Lawmakers in Kazakhstan’s upper house have voted in favor of revoking criminal liability for libel, downgrading it instead to a misdemeanor. But press freedom advocates say the changes do not go far enough in ensuring liberty of expression.
Following the Senate’s approval of changes to the law on June 11, all that is left is for President Kassym-Jomart Tokayev to sign off before the new rules enter into force.
Andrei Lukin, a member of the upper house, said the fix would "bring Kazakhstan’s criminal and administrative legislation more in line with international law."
The initiative came from Tokayev, who at a December session of the National Council of Public Confidence, a forum whose creation he casts as a way for the government to engage in dialogue with civil society, touted the proposed change as a signal of his reformist intentions. Kazakhstan has for many years been pressed by its international partners to repeal criminal liability for libel, which is also included among the guidelines of the Istanbul Anti-Corruption Action Plan promulgated by the Organization for Economic Co-operation and Development.
Excluding libel from the criminal code means that offenders are no longer punishable by up to two years in prison, or three years in the case of a false accusation of corruption.
In his December remarks, Tokayev indicated that he still wished to see some protection against the actions of what he described as “troublemakers” retained in the statute books. People falling foul of the misdemeanor will, accordingly, face fines of up to 556,000 tenge ($1,400) or 25 days in jail.

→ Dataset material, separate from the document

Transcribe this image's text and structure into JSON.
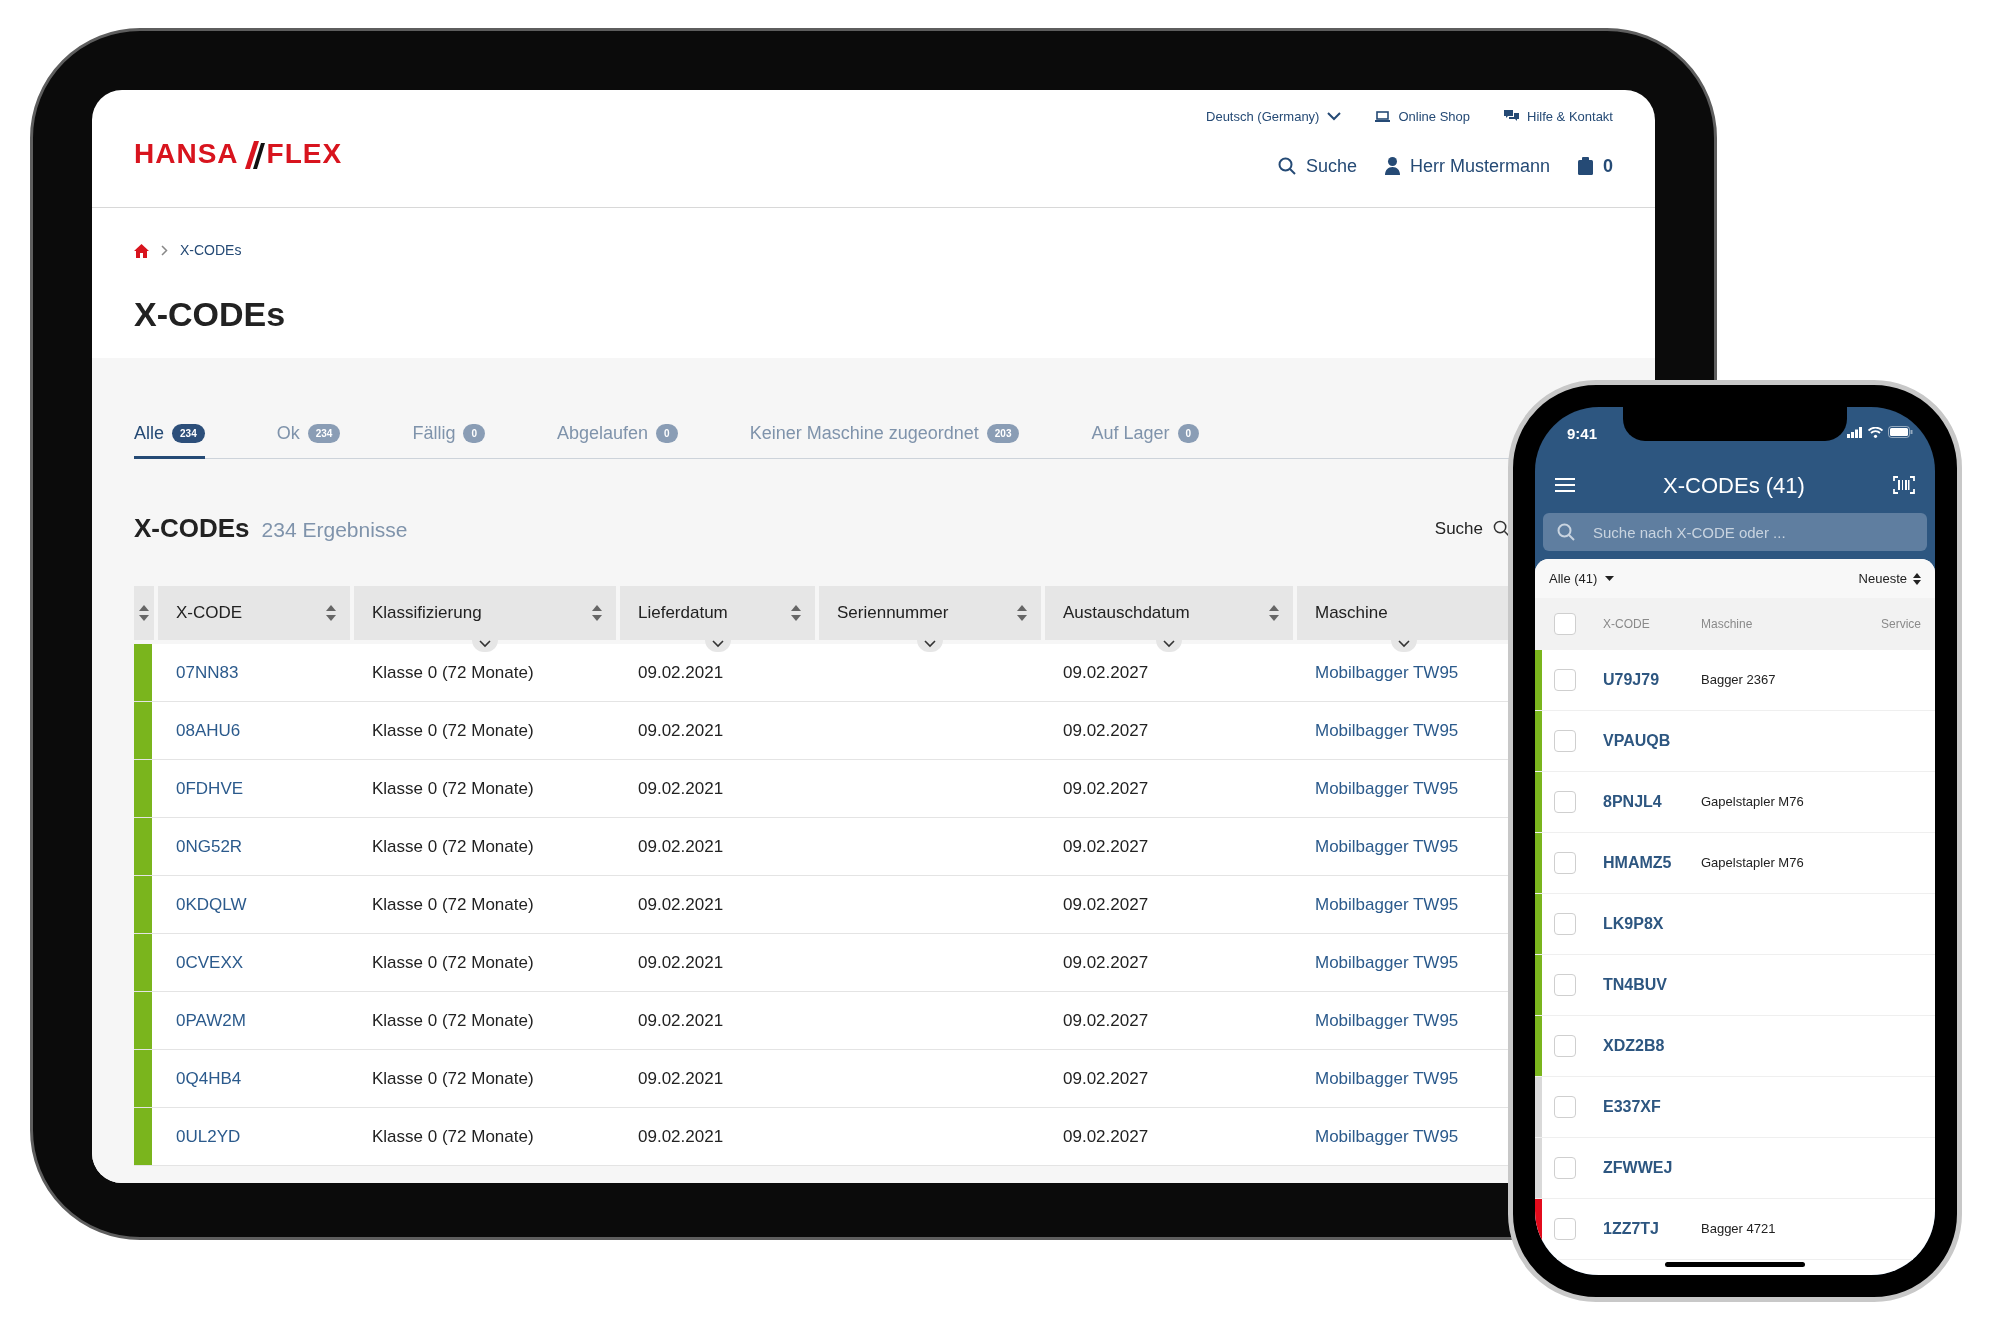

Tamara Kaleyeva, president of the free speech advocacy group Adil Soz, is unimpressed and described the changes as “partial and miserable.” She said that libel and defamation cases will still remain the purview of the Prosecutor General’s Office. And since measures like massive fines and custodial penalties still remain in force, the change is only cosmetic, she said.
What would have been more logical, Kaleyeva told Eurasianet, would have been for libel to be transferred to the civil code and for victims of smears to settle their issues through private legal suits. That way, judges would have the discretion to impose less onerous financial sanctions than the fixed and inflexible penalties envisioned in the administrative infraction.
The Organization for Security and Cooperation in Europe’s media watchdog, Harlem Désir, had welcomed the move to decriminalize libel when it was approved in an earlier reading in May by the lower house of parliament. He too, though, contended there were other areas in which freedom of speech is being stifled by current statute.
“I would now urge the authorities to move further and repeal a number of other tools in the Criminal Code, which refer to defamation and which may still stifle freedom of expression,” he said, referencing, among other things, one sweeping provision that shields former President Nursultan Nazarbayev and his immediate family from criticism and scrutiny.
Another cudgel liberally used against independent journalists are the articles on libel and slander in the civil code, which the U.S. State Department’s Bureau of Democracy, Human Rights and Labor characterizes as “establishing broad liability … with no statute of limitation or maximum amount of compensation.” What is more, the way the law is applied is typically stacked strongly in favor of the complainant.
According to General Prosecutor’s Office figures, there were 84 criminal trials for libel in 2019. Of those, half involved alleged libel conveyed through media or social networking sites.
One recent high-profile target of the libel law was Amangeldy Batyrbekov, a journalist in the southern town of Saryagash who was in September sentenced to just short of three years in prison for publishing a piece on his Facebook page criticizing a local education official. Batyrbekov was, however, released on appeal in January, in a court ruling that came on the heels of Tokayev’s remarks about decriminalizing libel.
Tokayev’s efforts are more than Nazarbayev managed to achieve in his three decades in power, notwithstanding the latter’s promises. In an op-ed published in 2011 in the Washington Post, the former president, who still retains strong behind-the-scenes influence, pledged that his government would “make defamation a civil rather than a criminal offense to encourage free speech and bring us into line with international best practices.”
Kaleyeva is still unconvinced the steps that have been taken go anywhere near far enough or live up to those pledges from Nazarbayev almost a decade ago.
“By adopting these new laws, our officials are making a token statement about liberalization and abiding by international standards. But when you go and study the details, you see that it is nothing of the sort,” she said.
Almaz Kumenov is an Almaty-based journalist.